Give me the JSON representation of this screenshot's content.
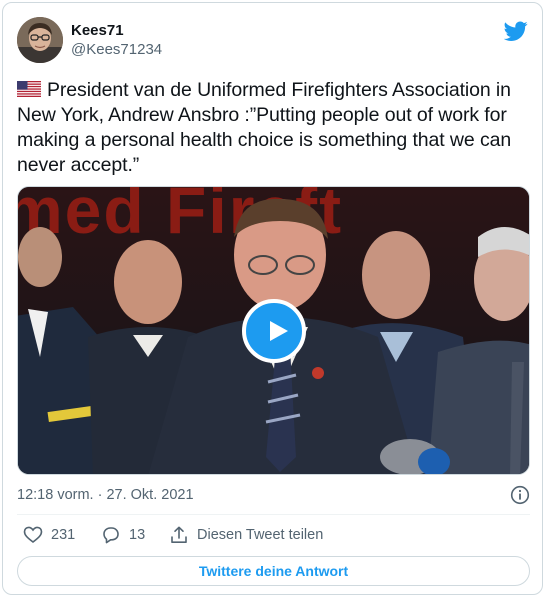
{
  "tweet": {
    "author": {
      "display_name": "Kees71",
      "handle": "@Kees71234"
    },
    "flag_icon": "us-flag-icon",
    "text": "President van de Uniformed Firefighters Association in New York, Andrew Ansbro :”Putting people out of work for making a personal health choice is something that we can never accept.”",
    "media": {
      "type": "video",
      "background_text": "med Fireft"
    },
    "timestamp": "12:18 vorm. · 27. Okt. 2021",
    "actions": {
      "like_count": "231",
      "reply_count": "13",
      "share_label": "Diesen Tweet teilen"
    },
    "reply_button_label": "Twittere deine Antwort"
  },
  "colors": {
    "accent": "#1d9bf0",
    "text_primary": "#0f1419",
    "text_secondary": "#536471",
    "border": "#cfd9de"
  },
  "icons": [
    "twitter-bird-icon",
    "play-icon",
    "info-icon",
    "heart-icon",
    "reply-icon",
    "share-icon"
  ]
}
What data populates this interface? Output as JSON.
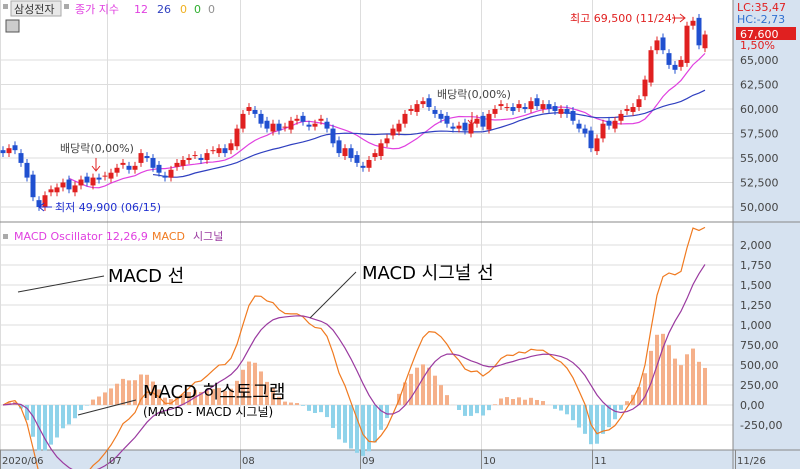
{
  "header": {
    "stock": "삼성전자",
    "ma_label": "종가 지수",
    "ma_values": [
      "12",
      "26",
      "0",
      "0",
      "0"
    ],
    "ma_colors": [
      "#e040e0",
      "#3040c0",
      "#f0b020",
      "#30b030",
      "#909090"
    ]
  },
  "price_pane": {
    "lc": "LC:35,47",
    "hc": "HC:-2,73",
    "current": "67,600",
    "change": "1,50%",
    "high_label": "최고 69,500 (11/24)",
    "low_label": "최저 49,900 (06/15)",
    "dividend_labels": [
      "배당락(0,00%)",
      "배당락(0,00%)"
    ],
    "yticks": [
      "50,000",
      "52,500",
      "55,000",
      "57,500",
      "60,000",
      "62,500",
      "65,000"
    ]
  },
  "macd_pane": {
    "title": "MACD Oscillator 12,26,9",
    "macd": "MACD",
    "signal": "시그널",
    "yticks": [
      "-250,00",
      "0,00",
      "250,00",
      "500,00",
      "750,00",
      "1,000",
      "1,250",
      "1,500",
      "1,750",
      "2,000"
    ],
    "annotations": {
      "macd_line": "MACD 선",
      "signal_line": "MACD 시그널 선",
      "histogram": "MACD 히스토그램",
      "histogram_sub": "(MACD - MACD 시그널)"
    }
  },
  "xaxis": {
    "labels": [
      "2020/06",
      "07",
      "08",
      "09",
      "10",
      "11",
      "11/26"
    ]
  },
  "chart_data": {
    "type": "candlestick+macd",
    "title": "삼성전자",
    "ma_periods": [
      12,
      26
    ],
    "macd_params": [
      12,
      26,
      9
    ],
    "closes": [
      55.5,
      56.0,
      55.8,
      54.5,
      53.0,
      51.0,
      50.0,
      51.2,
      51.8,
      52.0,
      52.5,
      51.8,
      52.2,
      52.8,
      52.5,
      53.0,
      52.8,
      53.2,
      53.5,
      54.0,
      54.5,
      53.8,
      54.2,
      55.5,
      55.0,
      54.0,
      53.5,
      53.0,
      53.8,
      54.5,
      54.8,
      55.0,
      55.3,
      54.8,
      55.5,
      55.8,
      56.0,
      55.5,
      56.5,
      58.0,
      59.5,
      60.2,
      59.5,
      58.5,
      58.0,
      58.5,
      57.8,
      58.2,
      58.8,
      59.0,
      58.7,
      58.2,
      58.5,
      59.0,
      58.0,
      56.5,
      55.5,
      56.0,
      55.0,
      54.5,
      54.0,
      54.8,
      55.5,
      56.5,
      57.0,
      58.0,
      58.5,
      59.5,
      60.0,
      60.5,
      60.8,
      60.2,
      59.5,
      59.0,
      58.5,
      58.0,
      58.3,
      57.8,
      58.5,
      59.0,
      58.2,
      59.5,
      60.0,
      60.5,
      60.2,
      59.8,
      60.5,
      60.0,
      60.8,
      60.3,
      60.5,
      60.0,
      59.8,
      60.0,
      59.5,
      58.8,
      58.0,
      57.5,
      56.0,
      57.0,
      58.5,
      58.3,
      58.8,
      59.5,
      60.0,
      60.2,
      61.0,
      63.0,
      66.0,
      67.0,
      66.0,
      64.5,
      64.0,
      65.0,
      68.5,
      69.0,
      66.5,
      67.6
    ],
    "price_unit": "thousand KRW",
    "price_ylim": [
      48500,
      70000
    ],
    "macd_ylim": [
      -400,
      2150
    ],
    "month_start_index": [
      0,
      18,
      40,
      60,
      80,
      98
    ]
  }
}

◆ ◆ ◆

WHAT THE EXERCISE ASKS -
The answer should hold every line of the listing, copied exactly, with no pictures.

TASK ANSWER -
Give me the JSON representation of this screenshot's content.
{
  "tweet": {
    "author": {
      "display_name": "Kees71",
      "handle": "@Kees71234"
    },
    "flag_icon": "us-flag-icon",
    "text": "President van de Uniformed Firefighters Association in New York, Andrew Ansbro :”Putting people out of work for making a personal health choice is something that we can never accept.”",
    "media": {
      "type": "video",
      "background_text": "med Fireft"
    },
    "timestamp": "12:18 vorm. · 27. Okt. 2021",
    "actions": {
      "like_count": "231",
      "reply_count": "13",
      "share_label": "Diesen Tweet teilen"
    },
    "reply_button_label": "Twittere deine Antwort"
  },
  "colors": {
    "accent": "#1d9bf0",
    "text_primary": "#0f1419",
    "text_secondary": "#536471",
    "border": "#cfd9de"
  },
  "icons": [
    "twitter-bird-icon",
    "play-icon",
    "info-icon",
    "heart-icon",
    "reply-icon",
    "share-icon"
  ]
}
What data populates this interface? Output as JSON.
{
  "header": {
    "stock": "삼성전자",
    "ma_label": "종가 지수",
    "ma_values": [
      "12",
      "26",
      "0",
      "0",
      "0"
    ],
    "ma_colors": [
      "#e040e0",
      "#3040c0",
      "#f0b020",
      "#30b030",
      "#909090"
    ]
  },
  "price_pane": {
    "lc": "LC:35,47",
    "hc": "HC:-2,73",
    "current": "67,600",
    "change": "1,50%",
    "high_label": "최고 69,500 (11/24)",
    "low_label": "최저 49,900 (06/15)",
    "dividend_labels": [
      "배당락(0,00%)",
      "배당락(0,00%)"
    ],
    "yticks": [
      "50,000",
      "52,500",
      "55,000",
      "57,500",
      "60,000",
      "62,500",
      "65,000"
    ]
  },
  "macd_pane": {
    "title": "MACD Oscillator 12,26,9",
    "macd": "MACD",
    "signal": "시그널",
    "yticks": [
      "-250,00",
      "0,00",
      "250,00",
      "500,00",
      "750,00",
      "1,000",
      "1,250",
      "1,500",
      "1,750",
      "2,000"
    ],
    "annotations": {
      "macd_line": "MACD 선",
      "signal_line": "MACD 시그널 선",
      "histogram": "MACD 히스토그램",
      "histogram_sub": "(MACD - MACD 시그널)"
    }
  },
  "xaxis": {
    "labels": [
      "2020/06",
      "07",
      "08",
      "09",
      "10",
      "11",
      "11/26"
    ]
  },
  "chart_data": {
    "type": "candlestick+macd",
    "title": "삼성전자",
    "ma_periods": [
      12,
      26
    ],
    "macd_params": [
      12,
      26,
      9
    ],
    "closes": [
      55.5,
      56.0,
      55.8,
      54.5,
      53.0,
      51.0,
      50.0,
      51.2,
      51.8,
      52.0,
      52.5,
      51.8,
      52.2,
      52.8,
      52.5,
      53.0,
      52.8,
      53.2,
      53.5,
      54.0,
      54.5,
      53.8,
      54.2,
      55.5,
      55.0,
      54.0,
      53.5,
      53.0,
      53.8,
      54.5,
      54.8,
      55.0,
      55.3,
      54.8,
      55.5,
      55.8,
      56.0,
      55.5,
      56.5,
      58.0,
      59.5,
      60.2,
      59.5,
      58.5,
      58.0,
      58.5,
      57.8,
      58.2,
      58.8,
      59.0,
      58.7,
      58.2,
      58.5,
      59.0,
      58.0,
      56.5,
      55.5,
      56.0,
      55.0,
      54.5,
      54.0,
      54.8,
      55.5,
      56.5,
      57.0,
      58.0,
      58.5,
      59.5,
      60.0,
      60.5,
      60.8,
      60.2,
      59.5,
      59.0,
      58.5,
      58.0,
      58.3,
      57.8,
      58.5,
      59.0,
      58.2,
      59.5,
      60.0,
      60.5,
      60.2,
      59.8,
      60.5,
      60.0,
      60.8,
      60.3,
      60.5,
      60.0,
      59.8,
      60.0,
      59.5,
      58.8,
      58.0,
      57.5,
      56.0,
      57.0,
      58.5,
      58.3,
      58.8,
      59.5,
      60.0,
      60.2,
      61.0,
      63.0,
      66.0,
      67.0,
      66.0,
      64.5,
      64.0,
      65.0,
      68.5,
      69.0,
      66.5,
      67.6
    ],
    "price_unit": "thousand KRW",
    "price_ylim": [
      48500,
      70000
    ],
    "macd_ylim": [
      -400,
      2150
    ],
    "month_start_index": [
      0,
      18,
      40,
      60,
      80,
      98
    ]
  }
}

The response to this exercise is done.